Apart from that, the other side characters also work well. Even the other somewhat irrelevant characters contribute their own comedy to this movie and the main characters, apart from a few mild criticisms. Now, moving onto…

The Music

What a fitting day to put up this review, eh?

Surprisingly not much to add on the music. I usually don’t try to listen to it too much but I vaguely remember some tunes like What’s Up, Danger and such. It does its job well enough without being distracting, which is what a good movie soundtrack can be.

On another note though, the Christmas Album (which they actually released) is absolutely amazing. I wholeheartedly recommend it for your dose of Christmas cheer. Spidey-Bells is by far my favourite song, which even plays in the credits of the movie, which is much appreciated since you can properly listen to its chaotic glory without any character talking over it. Truly a wonderful prelude to the strange hilarity of the post-credits scene.

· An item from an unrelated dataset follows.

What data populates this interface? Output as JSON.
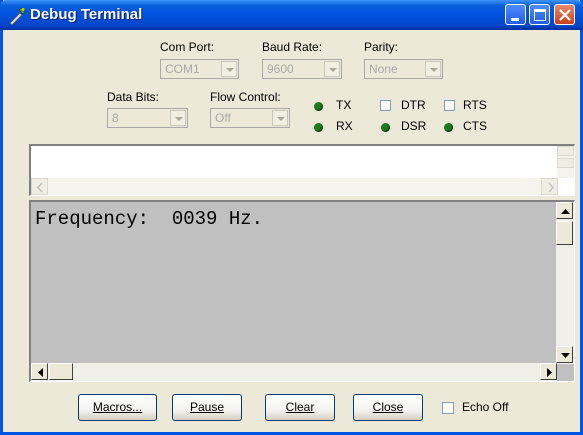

So, as we come to the end of this review, I think my thoughts on this movie are clear enough. It’s an absolutely vivid experience and I thoroughly recommend rewatching it just so you can appreciate the finer details more. An interesting little fact I noticed on a rewatch is that whenever Prowler (Aaron) is chasing Miles, he doesn’t know it’s his own nephew. Even in the tunnel chase scene, it’s dark enough to reasonably assume he wouldn’t realise it was Miles he was chasing. And in the other chase scenes, Miles is wearing his costume, so obviously Prowler wouldn’t recognise him. But I digress. Overall, this is just a load of fun. The visuals, the story, and the comedy all live up to the Spiderman name. It works both as a standalone and as a parody of superhero movies in some rights. Even though I had some minor gripes, this movie was good enough where I can overlook most of these. It’s really an almost perfect animated feature.

If I had to give this movie a score, I’d certainly give it a 9.5/10. Not much else to add, really. I think it’s clear why it deserves that score.

Thank you all for reading my spoiler-review! I know a new post’s been a while coming now, and I didn’t want to disappoint! All of you have a Merry Christmas, and believe me, this isn’t the last of me you’ll see this year! One last post is coming this month, believe you me.

But anyway, have a good day to you all!


Edit: Oh, but speaking of Christmas Miracles (or technically Christmas Eve Miracle since this was sent yesterday), apparently this is a thing.

It doesn’t feel like it’s been so long…

So, uh, hooray for me, I suppose!